(Saved entries)

[Start of Attachment]

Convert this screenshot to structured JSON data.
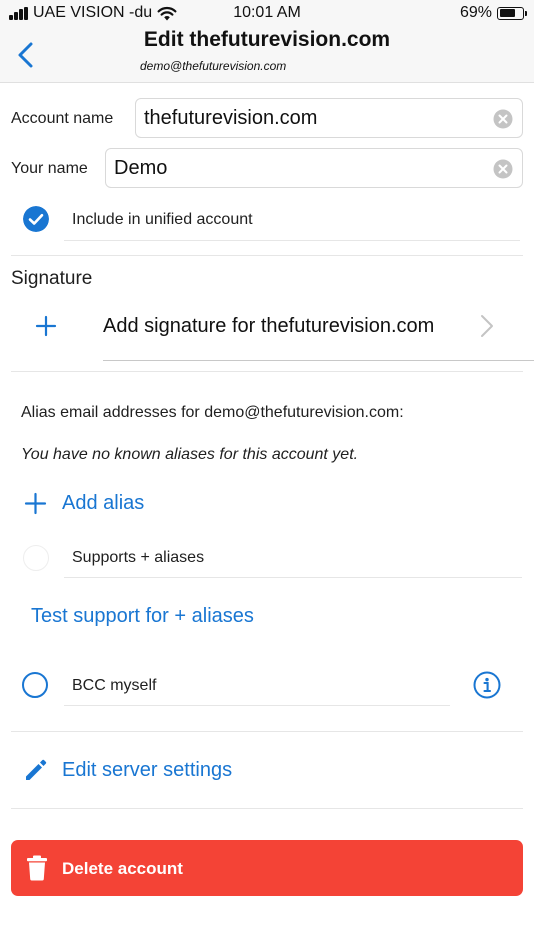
{
  "status_bar": {
    "carrier": "UAE VISION -du",
    "time": "10:01 AM",
    "battery_percent": "69%",
    "battery_level": 0.69
  },
  "nav": {
    "title": "Edit thefuturevision.com",
    "subtitle": "demo@thefuturevision.com"
  },
  "account_name": {
    "label": "Account name",
    "value": "thefuturevision.com"
  },
  "your_name": {
    "label": "Your name",
    "value": "Demo"
  },
  "unified": {
    "label": "Include in unified account",
    "checked": true
  },
  "signature": {
    "title": "Signature",
    "add_label": "Add signature for thefuturevision.com"
  },
  "alias": {
    "header": "Alias email addresses for demo@thefuturevision.com:",
    "empty": "You have no known aliases for this account yet.",
    "add_label": "Add alias",
    "supports_label": "Supports + aliases",
    "test_label": "Test support for + aliases"
  },
  "bcc": {
    "label": "BCC myself",
    "checked": false
  },
  "server": {
    "label": "Edit server settings"
  },
  "delete": {
    "label": "Delete account"
  },
  "colors": {
    "accent": "#1976d2",
    "danger": "#f44336",
    "bar_background": "#f7f7f7"
  },
  "icons": [
    "signal-icon",
    "wifi-icon",
    "battery-icon",
    "back-chevron-icon",
    "clear-icon",
    "check-circle-icon",
    "plus-icon",
    "chevron-right-icon",
    "radio-icon",
    "info-icon",
    "pencil-icon",
    "trash-icon"
  ]
}
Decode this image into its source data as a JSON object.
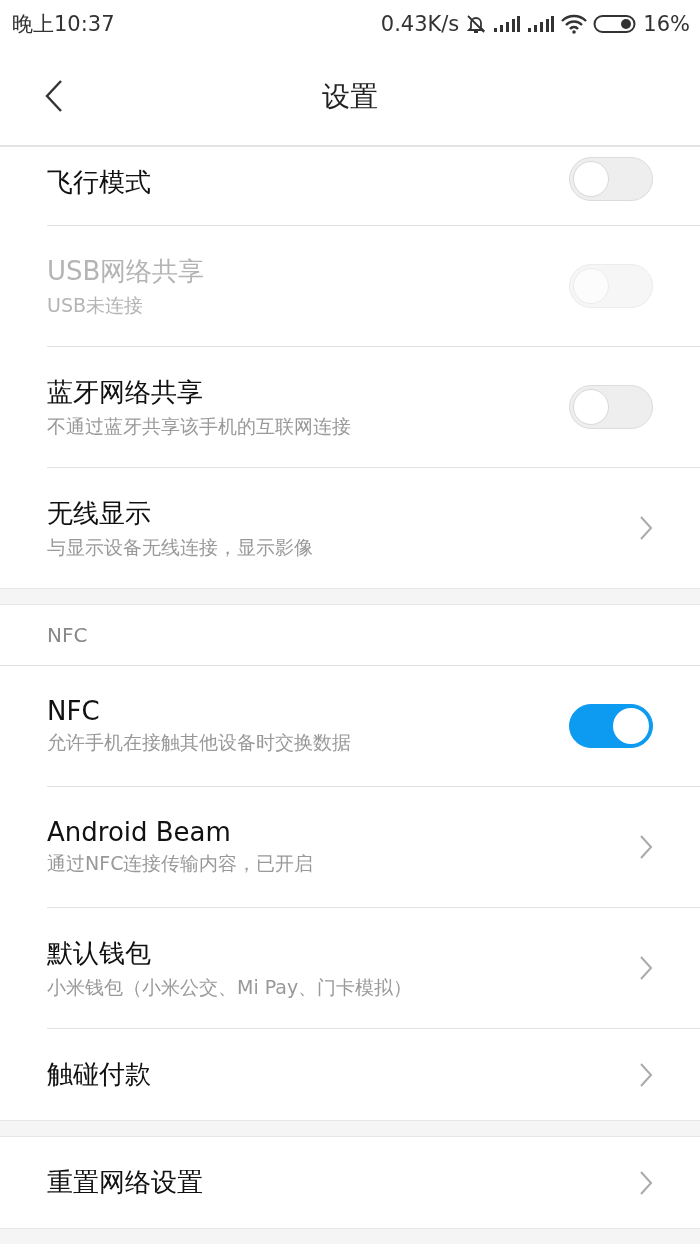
{
  "status_bar": {
    "time": "晚上10:37",
    "speed": "0.43K/s",
    "battery": "16%"
  },
  "header": {
    "title": "设置"
  },
  "sections": [
    {
      "items": [
        {
          "kind": "toggle",
          "title": "飞行模式",
          "on": false,
          "disabled": false,
          "compact": true
        },
        {
          "kind": "toggle",
          "title": "USB网络共享",
          "subtitle": "USB未连接",
          "on": false,
          "disabled": true
        },
        {
          "kind": "toggle",
          "title": "蓝牙网络共享",
          "subtitle": "不通过蓝牙共享该手机的互联网连接",
          "on": false,
          "disabled": false
        },
        {
          "kind": "arrow",
          "title": "无线显示",
          "subtitle": "与显示设备无线连接，显示影像"
        }
      ]
    },
    {
      "heading": "NFC",
      "items": [
        {
          "kind": "toggle",
          "title": "NFC",
          "subtitle": "允许手机在接触其他设备时交换数据",
          "on": true,
          "disabled": false
        },
        {
          "kind": "arrow",
          "title": "Android Beam",
          "subtitle": "通过NFC连接传输内容，已开启"
        },
        {
          "kind": "arrow",
          "title": "默认钱包",
          "subtitle": "小米钱包（小米公交、Mi Pay、门卡模拟）"
        },
        {
          "kind": "arrow",
          "title": "触碰付款"
        }
      ]
    },
    {
      "items": [
        {
          "kind": "arrow",
          "title": "重置网络设置"
        }
      ]
    }
  ]
}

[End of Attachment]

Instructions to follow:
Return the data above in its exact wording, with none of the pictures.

Answer:
Convert this screenshot to structured JSON data.
{
  "status_bar": {
    "carrier": "UAE VISION -du",
    "time": "10:01 AM",
    "battery_percent": "69%",
    "battery_level": 0.69
  },
  "nav": {
    "title": "Edit thefuturevision.com",
    "subtitle": "demo@thefuturevision.com"
  },
  "account_name": {
    "label": "Account name",
    "value": "thefuturevision.com"
  },
  "your_name": {
    "label": "Your name",
    "value": "Demo"
  },
  "unified": {
    "label": "Include in unified account",
    "checked": true
  },
  "signature": {
    "title": "Signature",
    "add_label": "Add signature for thefuturevision.com"
  },
  "alias": {
    "header": "Alias email addresses for demo@thefuturevision.com:",
    "empty": "You have no known aliases for this account yet.",
    "add_label": "Add alias",
    "supports_label": "Supports + aliases",
    "test_label": "Test support for + aliases"
  },
  "bcc": {
    "label": "BCC myself",
    "checked": false
  },
  "server": {
    "label": "Edit server settings"
  },
  "delete": {
    "label": "Delete account"
  },
  "colors": {
    "accent": "#1976d2",
    "danger": "#f44336",
    "bar_background": "#f7f7f7"
  },
  "icons": [
    "signal-icon",
    "wifi-icon",
    "battery-icon",
    "back-chevron-icon",
    "clear-icon",
    "check-circle-icon",
    "plus-icon",
    "chevron-right-icon",
    "radio-icon",
    "info-icon",
    "pencil-icon",
    "trash-icon"
  ]
}
Decode this image into its source data as a JSON object.
{
  "status_bar": {
    "time": "晚上10:37",
    "speed": "0.43K/s",
    "battery": "16%"
  },
  "header": {
    "title": "设置"
  },
  "sections": [
    {
      "items": [
        {
          "kind": "toggle",
          "title": "飞行模式",
          "on": false,
          "disabled": false,
          "compact": true
        },
        {
          "kind": "toggle",
          "title": "USB网络共享",
          "subtitle": "USB未连接",
          "on": false,
          "disabled": true
        },
        {
          "kind": "toggle",
          "title": "蓝牙网络共享",
          "subtitle": "不通过蓝牙共享该手机的互联网连接",
          "on": false,
          "disabled": false
        },
        {
          "kind": "arrow",
          "title": "无线显示",
          "subtitle": "与显示设备无线连接，显示影像"
        }
      ]
    },
    {
      "heading": "NFC",
      "items": [
        {
          "kind": "toggle",
          "title": "NFC",
          "subtitle": "允许手机在接触其他设备时交换数据",
          "on": true,
          "disabled": false
        },
        {
          "kind": "arrow",
          "title": "Android Beam",
          "subtitle": "通过NFC连接传输内容，已开启"
        },
        {
          "kind": "arrow",
          "title": "默认钱包",
          "subtitle": "小米钱包（小米公交、Mi Pay、门卡模拟）"
        },
        {
          "kind": "arrow",
          "title": "触碰付款"
        }
      ]
    },
    {
      "items": [
        {
          "kind": "arrow",
          "title": "重置网络设置"
        }
      ]
    }
  ]
}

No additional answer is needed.